Note: WordPress does not let Glogs to be embedded into this blog.  Here is the link to my example Glog- Animals for ESL Learner.

Related articles

About adaptivelearnin

I am an educational professional who is passionate about needs analysis and materials creation to enhance student learning of all ages. I hope the content I share here will be of value to you in some way. Opinions are my own and are not those of my employer. Join me at my session for the 2013 TESOL International Conference, "ESL Instruction: Developing Your Skills to Become a Master Conductor", March 21 10:00 AM in room C144. My presentation focuses on listening, speaking and pronunciation music teaching techniques incorporated with ESL teaching. This is not your typical music/ESL presentation with chants and songs. Be prepared to use your vocal chords, diaphragm, lungs, mouth muscles, and arms like you have never used before in pronunciation, speaking and language instruction. Learn how to use music conducting skills in the language classroom to better facilitate language acquisition. Learn how to use music performance skills (vocal and instrumental) to better facilitate language learning. Be prepared to laugh and have fun. I look forward to meeting you and working with you.

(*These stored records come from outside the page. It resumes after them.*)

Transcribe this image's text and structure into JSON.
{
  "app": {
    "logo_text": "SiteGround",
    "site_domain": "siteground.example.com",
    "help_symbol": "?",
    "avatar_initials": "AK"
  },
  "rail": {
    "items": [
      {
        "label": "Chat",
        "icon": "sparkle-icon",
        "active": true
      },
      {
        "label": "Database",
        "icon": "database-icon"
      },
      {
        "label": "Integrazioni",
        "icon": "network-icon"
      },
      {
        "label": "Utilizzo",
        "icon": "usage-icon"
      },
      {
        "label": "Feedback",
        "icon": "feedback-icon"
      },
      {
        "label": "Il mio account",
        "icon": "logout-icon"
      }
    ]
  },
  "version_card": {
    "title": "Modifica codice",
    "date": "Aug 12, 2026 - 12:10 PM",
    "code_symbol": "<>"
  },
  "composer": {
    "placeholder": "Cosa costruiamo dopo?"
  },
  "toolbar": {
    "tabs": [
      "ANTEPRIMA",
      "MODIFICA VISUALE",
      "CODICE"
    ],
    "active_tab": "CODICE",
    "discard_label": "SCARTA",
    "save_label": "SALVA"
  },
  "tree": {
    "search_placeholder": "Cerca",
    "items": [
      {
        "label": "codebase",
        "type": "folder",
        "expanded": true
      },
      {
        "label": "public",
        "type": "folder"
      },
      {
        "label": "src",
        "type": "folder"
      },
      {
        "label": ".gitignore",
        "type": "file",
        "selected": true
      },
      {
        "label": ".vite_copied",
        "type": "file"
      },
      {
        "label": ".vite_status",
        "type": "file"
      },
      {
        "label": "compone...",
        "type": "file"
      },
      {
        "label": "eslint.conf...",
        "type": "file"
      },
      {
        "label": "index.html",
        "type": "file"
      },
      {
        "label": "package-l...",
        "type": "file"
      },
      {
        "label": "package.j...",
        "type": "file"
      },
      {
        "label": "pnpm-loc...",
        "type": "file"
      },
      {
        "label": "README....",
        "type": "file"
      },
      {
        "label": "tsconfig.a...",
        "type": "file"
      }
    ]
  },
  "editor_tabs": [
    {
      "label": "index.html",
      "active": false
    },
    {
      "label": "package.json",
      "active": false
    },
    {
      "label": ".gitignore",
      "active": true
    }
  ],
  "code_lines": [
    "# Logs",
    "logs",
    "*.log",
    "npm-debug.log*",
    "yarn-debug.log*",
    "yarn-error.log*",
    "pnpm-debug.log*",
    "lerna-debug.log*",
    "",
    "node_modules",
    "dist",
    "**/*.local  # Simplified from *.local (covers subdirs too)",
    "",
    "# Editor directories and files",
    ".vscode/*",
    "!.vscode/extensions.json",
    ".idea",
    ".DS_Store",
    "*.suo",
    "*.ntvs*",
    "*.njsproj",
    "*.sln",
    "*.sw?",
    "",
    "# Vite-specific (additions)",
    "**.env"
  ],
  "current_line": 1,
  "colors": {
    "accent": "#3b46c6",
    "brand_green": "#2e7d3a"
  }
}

9 thoughts on “Glogster…so Cool! Create Glogs for your Classroom (Interactive Lessons)

  1. Hi Beth-

    Thanks for posting your blog on linked-in. I’ve given it a spin, like it and have subscribed 😉

    I work mostly from wordpress, so I’m not sure about glogster as it is today, but I was glad to hear about your experience. Looking forward to your next post. Cheers, Brad

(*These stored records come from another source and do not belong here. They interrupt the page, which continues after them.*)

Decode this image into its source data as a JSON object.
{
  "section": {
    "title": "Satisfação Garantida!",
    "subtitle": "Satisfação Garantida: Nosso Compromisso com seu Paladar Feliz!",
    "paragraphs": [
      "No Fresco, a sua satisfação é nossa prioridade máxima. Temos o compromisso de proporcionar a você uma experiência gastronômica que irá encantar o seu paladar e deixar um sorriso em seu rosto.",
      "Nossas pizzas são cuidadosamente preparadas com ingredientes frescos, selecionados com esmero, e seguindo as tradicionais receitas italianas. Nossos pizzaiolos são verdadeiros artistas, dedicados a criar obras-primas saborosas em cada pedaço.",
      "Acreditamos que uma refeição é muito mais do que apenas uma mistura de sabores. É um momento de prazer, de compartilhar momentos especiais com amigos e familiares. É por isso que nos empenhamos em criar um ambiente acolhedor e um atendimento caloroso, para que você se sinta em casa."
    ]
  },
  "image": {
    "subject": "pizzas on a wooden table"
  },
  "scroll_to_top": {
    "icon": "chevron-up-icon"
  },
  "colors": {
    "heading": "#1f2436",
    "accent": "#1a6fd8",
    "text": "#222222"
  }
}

    Posted by brad5patterson | August 11, 2011, 7:28 am
    • Thanks Brad for subscribing. Your blog looks awesome too. I have subscribed and am look forward to reviewing more of your blogs as my time permits. I am currently working on several new blogs….my mind is flowing with ideas. Some of the blog postings I’m working on will be a series. I’ll have each one up as soon as I can. Thanks again. Beth

      Posted by adaptivelearnin | August 11, 2011, 3:01 pm


  1. Pingback: Glog for Presentations for Why Teachers Should Join Twitter « adaptivelearnin - July 15, 2012

  2. Pingback: Glogster…so Cool! Create Glogs for your Classroom (Interactive Lessons) | eduglogster | - December 6, 2011

  3. Pingback: Top 10 Glogs for Professional Development « adaptivelearnin - November 7, 2011

  4. Pingback: Why Teachers Should Join Twitter Interactive Poster (Glog) « adaptivelearnin - October 30, 2011

  5. Pingback: Web 2.0 Interactive Posters for Lessons- Glogster EDU For Teachers « adaptivelearnin - October 14, 2011

  6. Pingback: Glogster it « FromBirnamWood - October 10, 2011

Leave a Reply

Fill in your details below or click an icon to log in: Logo

You are commenting using your account. Log Out /  Change )

Google photo

You are commenting using your Google account. Log Out /  Change )

Twitter picture

You are commenting using your Twitter account. Log Out /  Change )

Facebook photo

You are commenting using your Facebook account. Log Out /  Change )

Connecting to %s

Check our our new website

View Beth Crumpler's profile on LinkedIn
Follow Me on Pinterest
Top Expert in eLearning and EdTech


%d bloggers like this: